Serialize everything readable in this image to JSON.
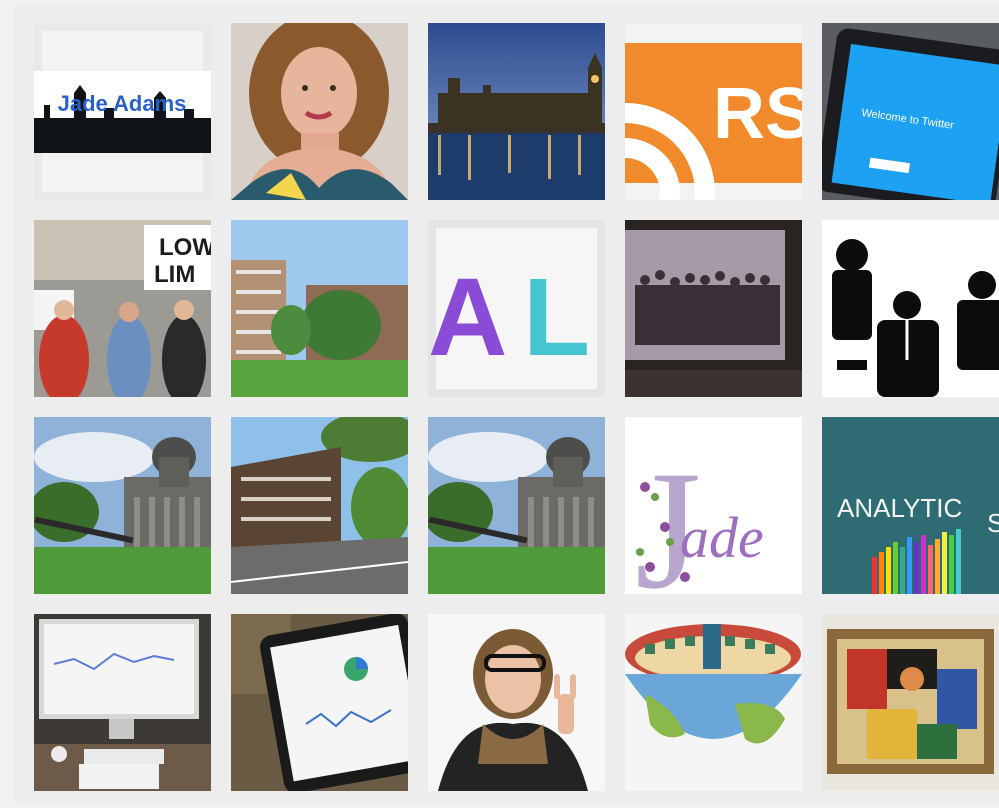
{
  "gallery": {
    "tiles": [
      {
        "name": "jade-adams-logo",
        "text": "Jade Adams"
      },
      {
        "name": "portrait-woman-smiling"
      },
      {
        "name": "london-parliament-dusk"
      },
      {
        "name": "rss-logo",
        "text": "RS"
      },
      {
        "name": "twitter-tablet",
        "text": "Welcome to Twitter"
      },
      {
        "name": "protest-placards",
        "text": "LOW",
        "text2": "LIM"
      },
      {
        "name": "housing-estate-park"
      },
      {
        "name": "al-brush-letters",
        "text": "AL"
      },
      {
        "name": "projected-crowd-photo"
      },
      {
        "name": "business-silhouettes"
      },
      {
        "name": "imperial-war-museum"
      },
      {
        "name": "apartment-block-street"
      },
      {
        "name": "imperial-war-museum-2"
      },
      {
        "name": "jade-floral-logo",
        "text": "ade",
        "initial": "J"
      },
      {
        "name": "analytics-chalkboard",
        "text": "ANALYTIC",
        "text2": "S"
      },
      {
        "name": "desktop-analytics"
      },
      {
        "name": "tablet-analytics"
      },
      {
        "name": "woman-peace-sign"
      },
      {
        "name": "world-bowl-illustration"
      },
      {
        "name": "framed-cubist-painting"
      }
    ]
  },
  "colors": {
    "frame": "#ededed",
    "rss_orange": "#f08a2b",
    "twitter_blue": "#1da1f2",
    "purple": "#8a4bd6",
    "teal": "#45c5cf"
  }
}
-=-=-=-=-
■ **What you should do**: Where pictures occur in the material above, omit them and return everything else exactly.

■ **Written response**:
Serialize everything readable in this image to JSON.
{
  "gallery": {
    "tiles": [
      {
        "name": "jade-adams-logo",
        "text": "Jade Adams"
      },
      {
        "name": "portrait-woman-smiling"
      },
      {
        "name": "london-parliament-dusk"
      },
      {
        "name": "rss-logo",
        "text": "RS"
      },
      {
        "name": "twitter-tablet",
        "text": "Welcome to Twitter"
      },
      {
        "name": "protest-placards",
        "text": "LOW",
        "text2": "LIM"
      },
      {
        "name": "housing-estate-park"
      },
      {
        "name": "al-brush-letters",
        "text": "AL"
      },
      {
        "name": "projected-crowd-photo"
      },
      {
        "name": "business-silhouettes"
      },
      {
        "name": "imperial-war-museum"
      },
      {
        "name": "apartment-block-street"
      },
      {
        "name": "imperial-war-museum-2"
      },
      {
        "name": "jade-floral-logo",
        "text": "ade",
        "initial": "J"
      },
      {
        "name": "analytics-chalkboard",
        "text": "ANALYTIC",
        "text2": "S"
      },
      {
        "name": "desktop-analytics"
      },
      {
        "name": "tablet-analytics"
      },
      {
        "name": "woman-peace-sign"
      },
      {
        "name": "world-bowl-illustration"
      },
      {
        "name": "framed-cubist-painting"
      }
    ]
  },
  "colors": {
    "frame": "#ededed",
    "rss_orange": "#f08a2b",
    "twitter_blue": "#1da1f2",
    "purple": "#8a4bd6",
    "teal": "#45c5cf"
  }
}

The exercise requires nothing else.